House of Assembly
Release Date:
Monday, 7 December 2020 - 12:21pm



Good morning and my customary welcome to the Fourth Sitting of the Third Session of the Fourth House of Assembly of the Virgin Islands.

I recognise our guests, the Deputy Governor David D. Archer Jr and Mrs. Archer, the Financial Secretary, Cabinet Secretary, Permanent Secretaries, Senior Public Servants, Social Commentators, Members of the Virgin Islands Youth Parliament, and persons tuned-in on a variety of media platforms. I welcome you all.

Today’s Sitting is special, as it is the start of the 70th anniversary celebration of the restoration of the Legislature in the Virgin Islands.

While I will never pre-empt the Honourable Members who sit in the well of the Chambers and their contributions to this topic, please permit me to share a few observations.

We often hear that there are three co-equal branches of Government, the Legislative, the Executive and the Judicial.

In our case, according to the Constitution, the Governor is Head of the Executive Branch, the Speaker is Head of the Legislative and the Chief Justice of the Eastern Caribbean Supreme court is the Head of our Judicial Branch.

But, 70 years later, I have observed that this co-equal arrangement is not always practiced.  Often, the Executive and Judicial are given some inherent tools that are not always afforded to the Legislative Branch.

After all, it is the Legislative Branch that passes the Appropriation Bill - the funding of the other two branches.

Almost 19 months ago while the public debated the security afforded to our Head of Government and Premier, there was never a dispute over both the Governor and Chief Justice being afforded the same security, which we support.

Again, it speaks to a different standard or, might I say, interpretation of co-equal branches of government. While the other two branches are allowed to have the tools that come with the office, for us in the Legislative Branch, it continues to be a struggle.

Now, I do not want tomorrow’s headlines to be that the Speaker is requesting special privilege or treatment for elected Members.  That is far from the truth.  All the Speaker is requesting is that the concept of co-equal branches of government is put into practice and respected.

While I understand that House of Assemblies or Parliaments are rooted in the history of the Westminster system—for example, the House of Commons in the United Kingdom, from its start in 1341; is of the people, the common man or women—However, I still believe that the office of all of the 15 Members of this Honourable House, after 70 years, must be given the respect and courtesies due.

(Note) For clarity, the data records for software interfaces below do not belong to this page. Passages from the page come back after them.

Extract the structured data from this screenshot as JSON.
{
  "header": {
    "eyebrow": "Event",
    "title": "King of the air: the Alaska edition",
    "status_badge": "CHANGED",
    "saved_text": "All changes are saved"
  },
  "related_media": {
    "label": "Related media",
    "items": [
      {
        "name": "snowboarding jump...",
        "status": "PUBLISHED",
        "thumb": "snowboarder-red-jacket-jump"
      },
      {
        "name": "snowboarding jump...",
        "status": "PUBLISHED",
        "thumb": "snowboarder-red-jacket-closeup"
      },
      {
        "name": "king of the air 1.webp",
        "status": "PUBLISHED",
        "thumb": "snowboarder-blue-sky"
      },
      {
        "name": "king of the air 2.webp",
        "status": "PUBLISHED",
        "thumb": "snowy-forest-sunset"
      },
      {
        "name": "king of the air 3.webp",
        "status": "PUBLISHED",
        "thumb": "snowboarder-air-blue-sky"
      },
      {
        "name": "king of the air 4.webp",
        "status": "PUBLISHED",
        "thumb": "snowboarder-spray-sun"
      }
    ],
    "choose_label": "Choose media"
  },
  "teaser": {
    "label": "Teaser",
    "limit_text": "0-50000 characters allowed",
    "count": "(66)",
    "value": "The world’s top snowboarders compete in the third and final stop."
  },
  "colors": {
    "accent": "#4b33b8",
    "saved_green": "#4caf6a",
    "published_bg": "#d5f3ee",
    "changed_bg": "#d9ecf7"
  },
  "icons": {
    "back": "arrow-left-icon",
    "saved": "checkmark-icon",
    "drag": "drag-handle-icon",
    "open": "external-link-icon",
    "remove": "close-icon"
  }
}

As Members and the public probe new constitutional arrangements with the United Kingdom, one consideration, in my humble view, should be the Legislature having the power, to override an unelected Governor when he refuses to assent to a Bill.

There is a process on how a bill is passed even before it reaches this Honourable House.

I went back to look at British history seeking information on the last time a King or Queen refused the Royal assent.

What I discovered is that in modern times, the Monarch, Governor Generals or Governors always ascent to a Bill passed by the People's House, on the advice of the government of the day, as the royal assent is considered a formality.

The last time a Bill was refused to be assented to in the United Kingdom was in 1708, when Queen Anne vetoed a Bill on the Scottish Militia on the advice of ministers.

Honourable Members, after 70 years, it is an insult to this House of Assembly when 13 elected Members pass a Bill then an unelected Governor could just refuse to ascent to a Bill without a proper explanation. That can never be good governance, transparency or democratic practice, notwithstanding Section 79, 2 of the Constitution.

Many of my fellow Speakers in the Commonwealth Parliamentary Association who I often converse with have labelled this behavior as an abuse of power, dictatorship and injustice to the people. 

I trust that by the time we are ready to celebrate our 75th or 80th anniversary of the restoration the Legislature, we as free people will not have to face such issues.

And finally, I will allow during Honourable members contribution to the Resolution on the ‘Order of the Day’, Members tapping on their desks or visitors in the gallery clapping.

With that said, I call upon the Clerk.